I’ve known that MP3 looses quality during compression, which is why I asked the question.

After a couple of hours Googleing without success, thanks that’s ideal for my requirements, as the splitting is done without decoding.

I’ve already transferred my CD collection to MP3 using VBR files and the quality is not up to listening to a CD with KEF speakers. But I’m now 68 and the ears are not as sharp as they were. However, the quality on my Bose head phones is acceptable.

For new transfers, I’ll use a non-compression format and save as MP3.

Can anyone suggest where I might find suggestions for suitable bit rates to save 78 records and 33.33 long play vinyls?

Thanks again.

For final export format (as already stated, not for re-editing), the “Standard” preset for MP3 export will give pretty good quality for music. The “Extreme” preset will give excellent quality (but with a larger file size). The “Insane” setting is probably over the top but will produce the best quality (least loss) possible for MP3 (even larger file size).

If your MP3 exports are just for listening on a portable device I’d suggest trying the “Standard” setting. If that is not good enough, go up to the Extreme setting.

Note that just because the 78’s may be old and crackly doe not mean that a lower quality MP3 setting will be good. Low quality MP3 settings can make the crackles sound “zingy” or “swishy” and stand out more than a higher quality MP3 version.

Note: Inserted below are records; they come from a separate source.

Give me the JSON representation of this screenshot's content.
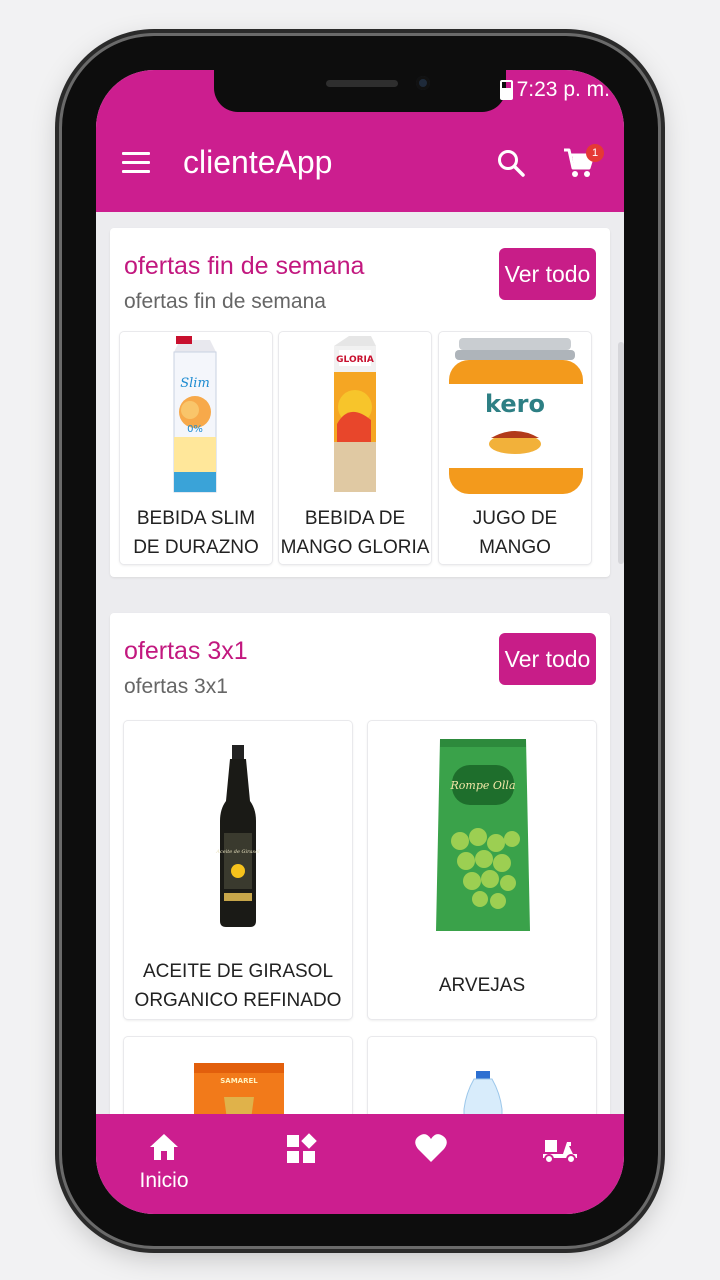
{
  "status": {
    "time": "7:23 p. m."
  },
  "appbar": {
    "title": "clienteApp",
    "cart_count": "1"
  },
  "sections": [
    {
      "title": "ofertas fin de semana",
      "subtitle": "ofertas fin de semana",
      "button": "Ver todo",
      "products": [
        {
          "line1": "BEBIDA SLIM",
          "line2": "DE DURAZNO"
        },
        {
          "line1": "BEBIDA DE",
          "line2": "MANGO GLORIA"
        },
        {
          "line1": "JUGO DE",
          "line2": "MANGO"
        }
      ]
    },
    {
      "title": "ofertas 3x1",
      "subtitle": "ofertas 3x1",
      "button": "Ver todo",
      "products": [
        {
          "line1": "ACEITE DE GIRASOL",
          "line2": "ORGANICO REFINADO"
        },
        {
          "line1": "ARVEJAS",
          "line2": ""
        }
      ]
    }
  ],
  "product_images": {
    "slim": {
      "brand": "Slim",
      "label": "0%"
    },
    "gloria": {
      "brand": "GLORIA"
    },
    "kero": {
      "brand": "kero"
    },
    "aceite": {
      "brand": "Aceite de Girasol"
    },
    "arvejas": {
      "brand": "Rompe Olla"
    },
    "bag": {
      "brand": "SAMAREL"
    }
  },
  "bottom_nav": {
    "home_label": "Inicio"
  },
  "colors": {
    "primary": "#cc1e8f",
    "title_text": "#c2187f"
  }
}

As long as you keep a high quality uncompressed backup version (WAV or FLAC format) you will be able to re-encode new MP3 versions from that if you want higher quality or smaller file size.

you may find this tutorial useful for your 78 transfers: